Jurgen Klopp has been cautious with Nuri Sahin, tentatively reintroducing the player who had once been the fulcrum of his title-winning side. An initial return to the starting line-up coincided with a disastrous 4-1 home defeat to Hamburg in early February but, after five further appearances from the bench, the Turkey international truly marked his return from Real Madrid with two goals and a man-of-the-match display in the thumping of Freiburg. The 24-year-old looks to be back and it raises the question - where on earth has the real Nuri Sahin been for the past 18 months?
The move to Real Madrid in the summer of 2011 looked something of a bargain for the Spanish side at €10million, with Sahin having just been named the Bundesliga player of the year. Former Real star Paul Breitner told the club's official website: "Sahin is going to become one of the best midfielders around in Europe in the next few seasons." And yet, a knee injury hampered his progress. "Nuri is a great player, but he was injured when he went to play for Real Madrid," argues the protective Klopp. "That was his problem."
Well, it certainly didn't help but there seems to have been rather more to his difficulties than that. Opportunities were ludicrously limited, with the midfielder seeing more action for his national team than he managed in Real's La Liga winning campaign - a paltry 128 minutes spread over four matches and 90 of those coming once the title was effectively secured.
The extent to which Sahin should be held responsible for his failure to impress is tough to ascertain, not least because Real coach Jose Mourinho does not appear to regard the acquisition as a failure despite refusing him pitch time. Fellow Turk Hamit Altintop arrived at the Bernabeu that summer and was another who suffered an early injury before struggling to get on the field, making just two starts. Mourinho's view of his signature is revealing. Two stalled careers but one club counting the cash.

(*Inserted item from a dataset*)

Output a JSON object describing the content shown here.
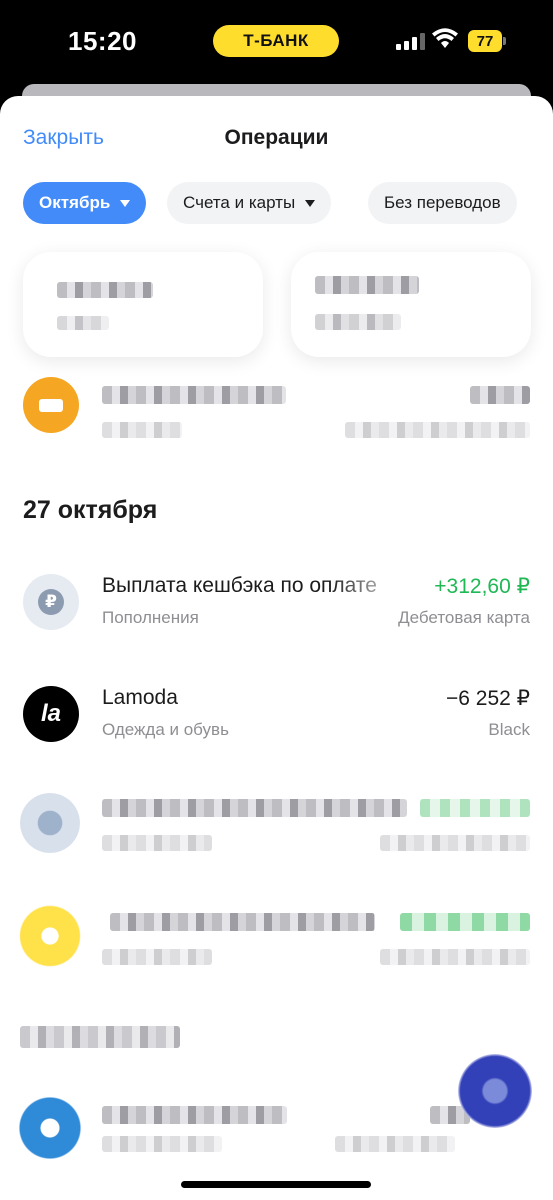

"Altintop? A sporting failure, but a financial success," the Portuguese coach told France Football. "We signed him for free and he came here injured. That's not my fault. I don't concern myself with medical exams. Later he was sold and the club earned money. They didn't give him away. The management isn't only sporting but financial too." Mourinho added of Altintop's countryman, following his loan switch to Liverpool in August: "Sahin is a Real Madrid player on loan at Liverpool. He's not costing us anything. Liverpool are taking care of all the expenses and if we want to transfer him one day, he'll be sold for a very good price. We're not mistaken."
He might not be mistaken but it seems Brendan Rodgers could have been. Mourinho's comments on Sahin's Anfield switch were seized upon by British headline writers as a suggestion that a move to the Premier League would be good for the playmaker. There is another interpretation - that he was ill-suited to the English game all along. "The Premier League is a good place for players to pick up certain characteristics which he does not have," said Mourinho. After several months in the country, Sahin himself appeared to concur. "It's a very tough league and every team has their own style," he admitted in the Liverpool matchday programme. "I have never played in games such as the ones against Stoke and Everton before."
It can be tricky enough adapting to football in a new country but playing in an unfamiliar advanced position didn't make things any easier. With Rodgers keen to accommodate expensive arrival Joe Allen alongside Steven Gerrard and holding midfielder Lucas Leiva, Sahin was shoehorned in elsewhere. "I did not fail at Liverpool," he told AS. "Brendan Rodgers wanted me to play as a number 10 but I do not play behind the strikers. I talked to him and asked him why he was playing me there. It is not my real position. The coach could not answer me."
Sahin is not the only one confused by his treatment. "I do not know what Liverpool manager Brendan Rodgers was thinking," said Klopp. "However, playing him as a number 10 is not the best solution in my opinion." The Dortmund boss instead intends to focus on allowing the player to do what he does best and prompt the team's trademark fast transitions. He explains: "Nuri is an absolute quality player, and gives us a lot more options in midfield. Through his efforts, we can hope to integrate a great deal more attackers, such as Ilkay Gundogan."
It's proving productive. Sahin has played 321 passes in just six hours of Bundesliga action upon his return at a rate of almost one a minute - far more than any Dortmund player this season. While some of the team is new to him, there are already signs that he can once again become the man who gets BVB playing. The confirmation could come on Wednesday night as he prepares to face Malaga in the first leg of their UEFA Champions League quarter final.
Whatever happens next, Sahin risks being written off as a player unable to deliver outside of Dortmund. The truth, as is often the case, is surely more complex. For the player it has been 18 disappointing months, but for his manager it is an opportunity. Klopp inherits a hungry footballer anxious to make up for lost time and, crucially, one who can let twitchy team-mates know that the grass doesn't come much greener than at the Westfalenstadion.